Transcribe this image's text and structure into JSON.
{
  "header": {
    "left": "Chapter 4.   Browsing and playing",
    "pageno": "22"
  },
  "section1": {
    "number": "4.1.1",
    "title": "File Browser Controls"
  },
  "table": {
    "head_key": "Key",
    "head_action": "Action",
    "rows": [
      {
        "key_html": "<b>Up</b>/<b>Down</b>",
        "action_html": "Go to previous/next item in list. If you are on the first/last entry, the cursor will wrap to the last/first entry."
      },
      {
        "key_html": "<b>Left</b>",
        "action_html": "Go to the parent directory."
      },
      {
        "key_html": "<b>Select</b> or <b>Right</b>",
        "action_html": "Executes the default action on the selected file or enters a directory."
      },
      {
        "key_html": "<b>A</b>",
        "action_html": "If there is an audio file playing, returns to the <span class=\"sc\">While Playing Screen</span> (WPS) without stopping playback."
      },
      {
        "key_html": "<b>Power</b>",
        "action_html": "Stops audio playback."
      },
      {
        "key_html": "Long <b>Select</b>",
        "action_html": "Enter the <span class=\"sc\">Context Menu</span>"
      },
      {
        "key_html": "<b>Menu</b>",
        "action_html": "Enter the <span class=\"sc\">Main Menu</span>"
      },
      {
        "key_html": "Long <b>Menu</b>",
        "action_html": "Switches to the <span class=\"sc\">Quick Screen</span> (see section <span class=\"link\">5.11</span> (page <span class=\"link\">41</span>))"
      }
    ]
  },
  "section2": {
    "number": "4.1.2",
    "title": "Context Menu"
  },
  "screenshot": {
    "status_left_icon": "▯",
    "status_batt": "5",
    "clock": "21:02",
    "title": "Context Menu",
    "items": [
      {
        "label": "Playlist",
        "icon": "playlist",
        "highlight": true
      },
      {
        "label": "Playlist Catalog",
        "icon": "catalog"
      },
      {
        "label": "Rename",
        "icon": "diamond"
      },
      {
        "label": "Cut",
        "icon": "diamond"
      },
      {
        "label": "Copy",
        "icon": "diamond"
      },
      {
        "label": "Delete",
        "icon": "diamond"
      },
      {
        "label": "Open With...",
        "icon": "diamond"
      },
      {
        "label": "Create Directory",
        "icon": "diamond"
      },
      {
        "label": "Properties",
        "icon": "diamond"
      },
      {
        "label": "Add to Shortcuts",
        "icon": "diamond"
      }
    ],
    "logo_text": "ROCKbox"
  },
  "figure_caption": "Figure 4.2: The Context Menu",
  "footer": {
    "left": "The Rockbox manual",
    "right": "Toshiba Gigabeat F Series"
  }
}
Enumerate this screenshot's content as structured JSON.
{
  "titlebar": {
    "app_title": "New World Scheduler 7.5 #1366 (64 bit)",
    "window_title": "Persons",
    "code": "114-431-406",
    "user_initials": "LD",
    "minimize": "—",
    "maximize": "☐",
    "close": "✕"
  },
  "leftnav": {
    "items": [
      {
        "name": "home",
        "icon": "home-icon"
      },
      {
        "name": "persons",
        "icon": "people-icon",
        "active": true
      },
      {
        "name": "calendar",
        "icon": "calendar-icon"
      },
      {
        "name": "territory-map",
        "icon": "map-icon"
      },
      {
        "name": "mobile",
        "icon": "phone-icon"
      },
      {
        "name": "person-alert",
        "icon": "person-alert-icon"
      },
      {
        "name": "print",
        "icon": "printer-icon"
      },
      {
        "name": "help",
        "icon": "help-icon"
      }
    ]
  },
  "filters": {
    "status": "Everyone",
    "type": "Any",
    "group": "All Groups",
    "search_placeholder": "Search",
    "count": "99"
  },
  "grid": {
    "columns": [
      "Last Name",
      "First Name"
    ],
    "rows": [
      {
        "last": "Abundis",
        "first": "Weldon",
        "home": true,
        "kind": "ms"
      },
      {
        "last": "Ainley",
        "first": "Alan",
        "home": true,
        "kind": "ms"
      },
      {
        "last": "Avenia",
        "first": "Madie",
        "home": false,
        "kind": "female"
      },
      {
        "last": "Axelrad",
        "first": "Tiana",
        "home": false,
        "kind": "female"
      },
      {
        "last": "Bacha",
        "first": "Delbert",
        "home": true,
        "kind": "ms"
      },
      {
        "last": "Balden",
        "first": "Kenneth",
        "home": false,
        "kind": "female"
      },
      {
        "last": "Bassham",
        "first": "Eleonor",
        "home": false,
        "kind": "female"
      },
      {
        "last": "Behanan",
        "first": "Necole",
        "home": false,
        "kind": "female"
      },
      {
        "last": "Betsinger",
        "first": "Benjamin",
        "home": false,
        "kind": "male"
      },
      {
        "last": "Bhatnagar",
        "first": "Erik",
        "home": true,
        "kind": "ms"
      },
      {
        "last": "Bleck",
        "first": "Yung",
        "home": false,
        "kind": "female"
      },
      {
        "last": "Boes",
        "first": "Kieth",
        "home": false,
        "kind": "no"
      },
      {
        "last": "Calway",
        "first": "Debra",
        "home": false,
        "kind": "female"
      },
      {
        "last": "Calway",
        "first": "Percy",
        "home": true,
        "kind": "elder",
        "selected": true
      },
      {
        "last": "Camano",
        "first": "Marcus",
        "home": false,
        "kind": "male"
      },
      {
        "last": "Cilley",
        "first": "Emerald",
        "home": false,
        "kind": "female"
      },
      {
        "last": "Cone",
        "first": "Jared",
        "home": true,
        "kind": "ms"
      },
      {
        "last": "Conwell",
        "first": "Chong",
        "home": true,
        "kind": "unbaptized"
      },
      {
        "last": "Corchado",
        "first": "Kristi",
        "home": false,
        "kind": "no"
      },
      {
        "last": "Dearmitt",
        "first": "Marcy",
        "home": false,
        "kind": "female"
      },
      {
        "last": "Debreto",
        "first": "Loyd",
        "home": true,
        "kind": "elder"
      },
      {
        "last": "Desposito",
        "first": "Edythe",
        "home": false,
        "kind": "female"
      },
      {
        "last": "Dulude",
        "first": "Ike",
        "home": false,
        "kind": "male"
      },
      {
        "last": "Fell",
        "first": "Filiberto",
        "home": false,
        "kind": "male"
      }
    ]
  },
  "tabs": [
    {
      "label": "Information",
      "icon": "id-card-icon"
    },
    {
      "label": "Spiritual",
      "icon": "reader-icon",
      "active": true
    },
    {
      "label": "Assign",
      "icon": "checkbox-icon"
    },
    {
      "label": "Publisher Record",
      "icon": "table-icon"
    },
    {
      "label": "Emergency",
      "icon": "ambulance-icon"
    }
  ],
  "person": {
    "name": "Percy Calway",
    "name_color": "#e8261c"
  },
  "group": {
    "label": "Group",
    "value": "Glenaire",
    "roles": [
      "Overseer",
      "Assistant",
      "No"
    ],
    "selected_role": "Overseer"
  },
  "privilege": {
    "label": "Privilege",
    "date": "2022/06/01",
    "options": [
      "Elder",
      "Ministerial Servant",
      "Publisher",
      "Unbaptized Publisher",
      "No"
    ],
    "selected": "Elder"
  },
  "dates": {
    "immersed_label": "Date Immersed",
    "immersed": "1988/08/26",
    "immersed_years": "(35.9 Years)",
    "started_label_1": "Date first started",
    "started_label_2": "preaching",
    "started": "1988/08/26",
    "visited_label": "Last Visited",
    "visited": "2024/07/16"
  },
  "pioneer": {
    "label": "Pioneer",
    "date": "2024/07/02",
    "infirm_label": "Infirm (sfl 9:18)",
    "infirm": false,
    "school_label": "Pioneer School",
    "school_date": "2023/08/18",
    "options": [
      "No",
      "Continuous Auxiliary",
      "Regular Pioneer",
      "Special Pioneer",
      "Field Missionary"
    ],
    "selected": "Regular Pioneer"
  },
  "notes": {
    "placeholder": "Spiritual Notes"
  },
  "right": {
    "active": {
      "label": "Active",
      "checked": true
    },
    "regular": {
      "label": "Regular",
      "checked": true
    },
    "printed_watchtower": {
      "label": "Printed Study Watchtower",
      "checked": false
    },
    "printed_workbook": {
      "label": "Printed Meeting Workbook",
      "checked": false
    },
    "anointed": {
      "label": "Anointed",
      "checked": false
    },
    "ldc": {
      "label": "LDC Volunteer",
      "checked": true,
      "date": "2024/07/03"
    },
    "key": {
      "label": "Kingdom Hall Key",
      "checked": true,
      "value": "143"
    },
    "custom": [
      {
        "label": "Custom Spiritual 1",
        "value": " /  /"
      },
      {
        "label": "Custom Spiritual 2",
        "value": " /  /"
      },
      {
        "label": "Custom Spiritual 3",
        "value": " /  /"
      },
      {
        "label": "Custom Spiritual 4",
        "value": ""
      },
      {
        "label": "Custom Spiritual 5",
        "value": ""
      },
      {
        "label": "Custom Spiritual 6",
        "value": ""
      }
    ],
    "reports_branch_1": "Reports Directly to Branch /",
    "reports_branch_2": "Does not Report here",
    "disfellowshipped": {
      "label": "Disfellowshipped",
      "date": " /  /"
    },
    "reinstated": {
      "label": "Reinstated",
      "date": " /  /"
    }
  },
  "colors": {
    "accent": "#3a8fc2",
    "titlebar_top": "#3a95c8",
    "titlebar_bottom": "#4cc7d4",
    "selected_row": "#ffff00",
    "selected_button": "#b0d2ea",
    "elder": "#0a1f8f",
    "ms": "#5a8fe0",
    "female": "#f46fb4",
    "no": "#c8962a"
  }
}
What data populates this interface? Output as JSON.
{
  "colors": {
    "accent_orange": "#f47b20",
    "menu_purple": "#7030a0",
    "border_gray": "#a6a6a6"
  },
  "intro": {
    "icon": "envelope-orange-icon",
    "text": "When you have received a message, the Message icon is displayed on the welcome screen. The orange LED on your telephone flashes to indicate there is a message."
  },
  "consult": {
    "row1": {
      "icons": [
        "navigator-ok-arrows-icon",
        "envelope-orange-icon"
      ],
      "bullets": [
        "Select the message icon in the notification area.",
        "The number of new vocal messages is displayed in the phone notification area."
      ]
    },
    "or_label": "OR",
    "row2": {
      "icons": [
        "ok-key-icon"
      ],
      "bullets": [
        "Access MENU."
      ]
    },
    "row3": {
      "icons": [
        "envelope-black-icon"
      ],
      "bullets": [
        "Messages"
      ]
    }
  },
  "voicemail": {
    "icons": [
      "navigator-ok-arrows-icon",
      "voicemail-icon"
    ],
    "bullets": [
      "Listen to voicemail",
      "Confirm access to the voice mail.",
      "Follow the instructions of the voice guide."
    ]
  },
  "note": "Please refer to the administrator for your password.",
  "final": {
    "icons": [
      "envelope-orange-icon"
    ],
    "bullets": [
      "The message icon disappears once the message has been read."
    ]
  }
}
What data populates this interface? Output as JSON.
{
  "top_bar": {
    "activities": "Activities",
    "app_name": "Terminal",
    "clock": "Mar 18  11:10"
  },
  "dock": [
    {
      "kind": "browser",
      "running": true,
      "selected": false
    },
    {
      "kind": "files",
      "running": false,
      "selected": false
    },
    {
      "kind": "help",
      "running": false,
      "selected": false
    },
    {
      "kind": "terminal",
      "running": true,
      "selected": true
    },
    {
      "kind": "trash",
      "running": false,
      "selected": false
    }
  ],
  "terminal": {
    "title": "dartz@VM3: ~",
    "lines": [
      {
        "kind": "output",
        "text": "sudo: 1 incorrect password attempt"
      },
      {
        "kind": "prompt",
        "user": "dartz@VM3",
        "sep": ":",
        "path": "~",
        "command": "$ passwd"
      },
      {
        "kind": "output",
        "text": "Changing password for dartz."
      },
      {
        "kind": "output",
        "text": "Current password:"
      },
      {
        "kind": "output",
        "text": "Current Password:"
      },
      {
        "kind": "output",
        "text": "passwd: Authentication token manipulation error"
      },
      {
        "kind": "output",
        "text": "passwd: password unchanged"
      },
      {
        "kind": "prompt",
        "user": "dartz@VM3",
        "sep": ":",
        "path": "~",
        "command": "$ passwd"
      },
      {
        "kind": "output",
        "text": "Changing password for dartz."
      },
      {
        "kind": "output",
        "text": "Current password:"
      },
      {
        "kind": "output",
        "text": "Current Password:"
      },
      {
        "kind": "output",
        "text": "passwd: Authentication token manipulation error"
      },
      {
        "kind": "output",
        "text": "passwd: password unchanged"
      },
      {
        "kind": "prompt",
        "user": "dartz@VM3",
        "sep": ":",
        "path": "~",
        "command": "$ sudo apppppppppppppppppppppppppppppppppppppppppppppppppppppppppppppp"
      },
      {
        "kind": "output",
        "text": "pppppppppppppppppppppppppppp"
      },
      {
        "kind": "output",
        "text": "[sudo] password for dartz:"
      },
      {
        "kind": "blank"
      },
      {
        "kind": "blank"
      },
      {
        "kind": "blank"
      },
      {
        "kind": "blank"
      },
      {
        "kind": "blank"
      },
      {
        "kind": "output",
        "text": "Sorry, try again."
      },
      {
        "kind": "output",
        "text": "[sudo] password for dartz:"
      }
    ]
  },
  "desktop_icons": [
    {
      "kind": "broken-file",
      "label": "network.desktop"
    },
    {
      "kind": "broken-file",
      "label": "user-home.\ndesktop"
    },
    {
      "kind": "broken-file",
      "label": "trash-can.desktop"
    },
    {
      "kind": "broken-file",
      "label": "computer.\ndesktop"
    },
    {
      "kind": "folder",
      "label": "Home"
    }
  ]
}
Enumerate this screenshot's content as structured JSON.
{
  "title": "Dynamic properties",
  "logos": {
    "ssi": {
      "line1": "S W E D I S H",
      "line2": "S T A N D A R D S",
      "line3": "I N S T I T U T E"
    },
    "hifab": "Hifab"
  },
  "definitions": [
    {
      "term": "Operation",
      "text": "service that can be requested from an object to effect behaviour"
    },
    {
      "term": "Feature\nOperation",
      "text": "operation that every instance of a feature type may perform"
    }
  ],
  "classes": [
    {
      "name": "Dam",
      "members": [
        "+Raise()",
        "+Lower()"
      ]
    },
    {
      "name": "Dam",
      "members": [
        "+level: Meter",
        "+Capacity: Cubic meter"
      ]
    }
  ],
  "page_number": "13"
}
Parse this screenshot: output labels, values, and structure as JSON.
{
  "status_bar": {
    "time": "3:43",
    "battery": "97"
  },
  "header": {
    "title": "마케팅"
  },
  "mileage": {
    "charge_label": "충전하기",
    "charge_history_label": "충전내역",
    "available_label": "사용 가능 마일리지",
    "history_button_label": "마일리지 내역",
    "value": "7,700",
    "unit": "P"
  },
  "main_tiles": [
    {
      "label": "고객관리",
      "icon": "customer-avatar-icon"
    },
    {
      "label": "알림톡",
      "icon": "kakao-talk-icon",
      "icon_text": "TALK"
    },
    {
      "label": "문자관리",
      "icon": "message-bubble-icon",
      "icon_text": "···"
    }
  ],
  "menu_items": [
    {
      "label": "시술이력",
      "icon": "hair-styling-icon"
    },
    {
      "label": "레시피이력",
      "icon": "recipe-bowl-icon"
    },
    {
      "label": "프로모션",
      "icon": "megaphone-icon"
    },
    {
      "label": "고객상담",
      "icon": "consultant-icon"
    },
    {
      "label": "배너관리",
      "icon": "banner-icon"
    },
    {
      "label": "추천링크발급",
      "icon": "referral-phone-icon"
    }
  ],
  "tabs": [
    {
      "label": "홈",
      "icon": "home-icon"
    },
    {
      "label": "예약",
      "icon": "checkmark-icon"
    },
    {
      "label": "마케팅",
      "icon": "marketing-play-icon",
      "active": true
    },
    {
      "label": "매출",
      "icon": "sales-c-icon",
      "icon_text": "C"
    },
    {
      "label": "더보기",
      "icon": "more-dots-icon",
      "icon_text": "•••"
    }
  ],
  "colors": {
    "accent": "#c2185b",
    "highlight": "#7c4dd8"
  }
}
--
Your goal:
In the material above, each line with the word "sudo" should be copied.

Task solution:
        "text": "sudo: 1 incorrect password attempt"
        "command": "$ sudo apppppppppppppppppppppppppppppppppppppppppppppppppppppppppppppp"
        "text": "[sudo] password for dartz:"
        "text": "[sudo] password for dartz:"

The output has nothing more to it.